The leaders of the three major stock exchanges agreed yesterday to take steps at their respective board meetings next month that could end a conflict over differences in listing standards that affect shareholder voting rights.

Yesterday's meeting was called after several members of Congress said that instead of the New York Stock Exchange lowering its listing standards to permit companies to have two classes of common stock with unequal voting rights, the American Stock Exchange and the over-the-counter market ought to raise their standards to require listed companies to have only one class of common stock.
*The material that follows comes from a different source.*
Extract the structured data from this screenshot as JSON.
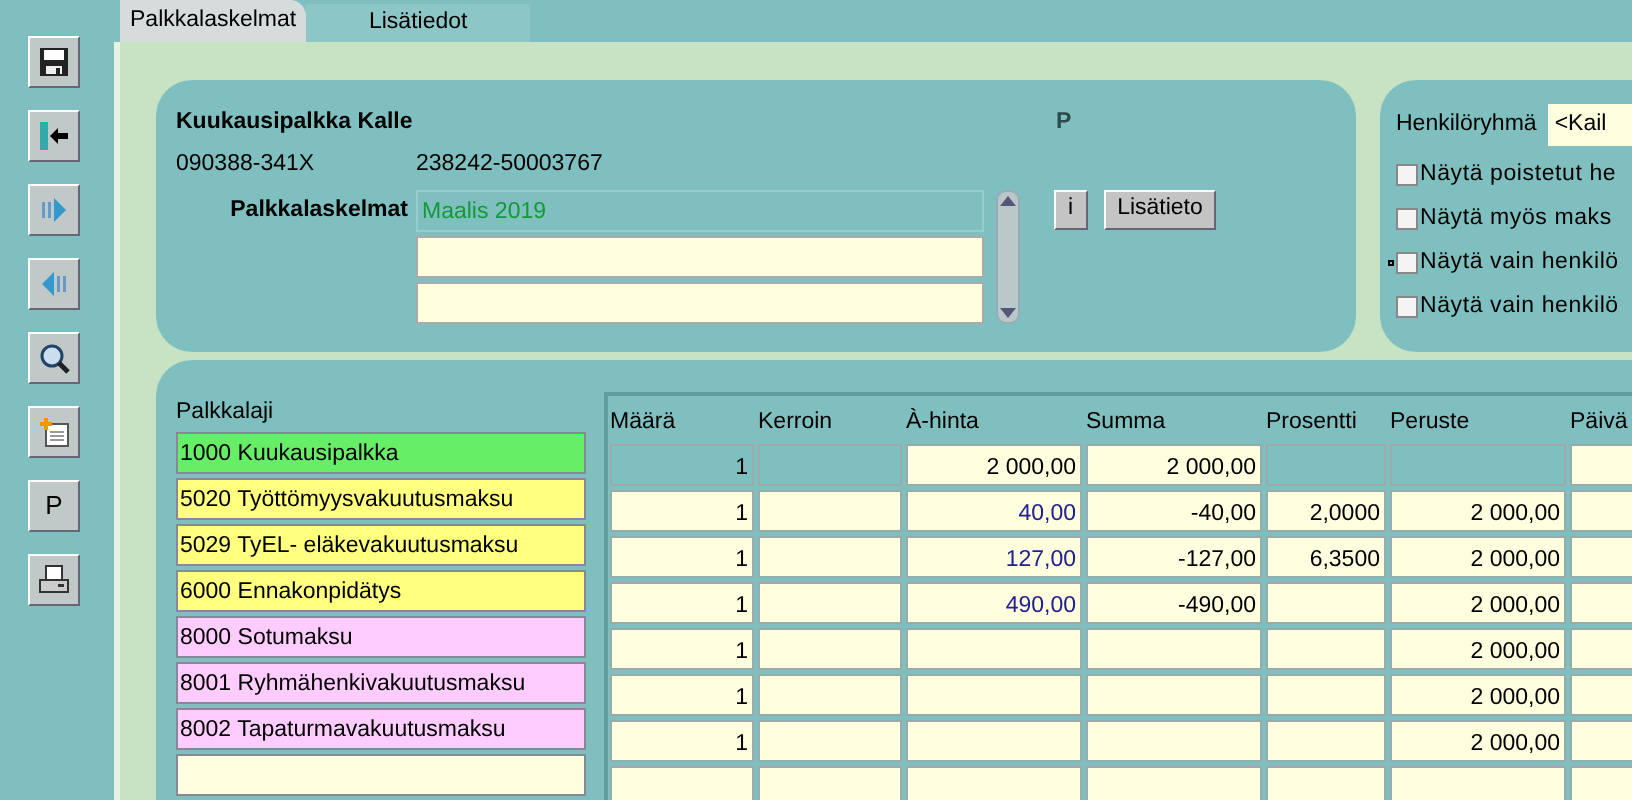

NYSE Chairman John Phelan has said this would eliminate the competitive pressure on the NYSE to lower its listing standards and would preserve the nation's traditional "one share, one vote" system of corporate governance.

National Association of Securities Dealers President Gordon S. Macklin said yesterday he has agreed to put the issue before his board when it meets next month. He said that Amex Chairman Arthur Levitt also has agreed to put the issue on his board's agenda.

Macklin said he and NASD Chairman Peter D. Byrne would support a change in the over-the-counter market's listing standards only if the NYSE and Amex agree to back uniform state treatment of stocks traded in all major markets. Macklin said he wants the over-the-counter stocks to have the same "blue sky" exemption for its securities that is available to the NYSE and Amex issues, so that his companies will no longer have to deal with burdensome state registration requirements. "Blue sky" laws, adopted by some states to protect investors, impose registration and reporting requirements for new issues.

"Everyone seemed to be moving in the direction of wanting to raise their standards," said NYSE spokesman Richard Torrenzano. "The other exchanges agreed to at least review the one share, one vote issue at their board meetings next month. We would hope that will begin elaborate deliberations that could lead to votes on the issue by the respective boards in September."

Torrenzano said that if the other exchanges raised their listing standards, the NYSE would reject a proposal to lower its standards.

While current NYSE rules specify that all of the common stock of companies listed on the Big Board must have equal voting rights, the Amex and over-the-counter markets allow their listed companies to have different classes of common stock with disproportionate voting rights.

The creation of two classes of common stock -- with a new class controlling a majority of votes placed in friendly hands -- has become increasingly popular in an era when corporate managements are trying to find ways to prevent hostile takeover attempts.

Switching to two classes of stock and putting a safe majority of votes in friendly hands enables a corporation to block an unwanted takeover. Several NYSE companies interested in discouraging hostile takeover bids, including Dow Jones & Co., publisher of The Wall Street Journal, and Hershey Foods Corp., have adopted a second class of common stock.

Macklin said the leaders of the exchanges agreed that public companies that already have more than one class of common stock would be allowed to retain them.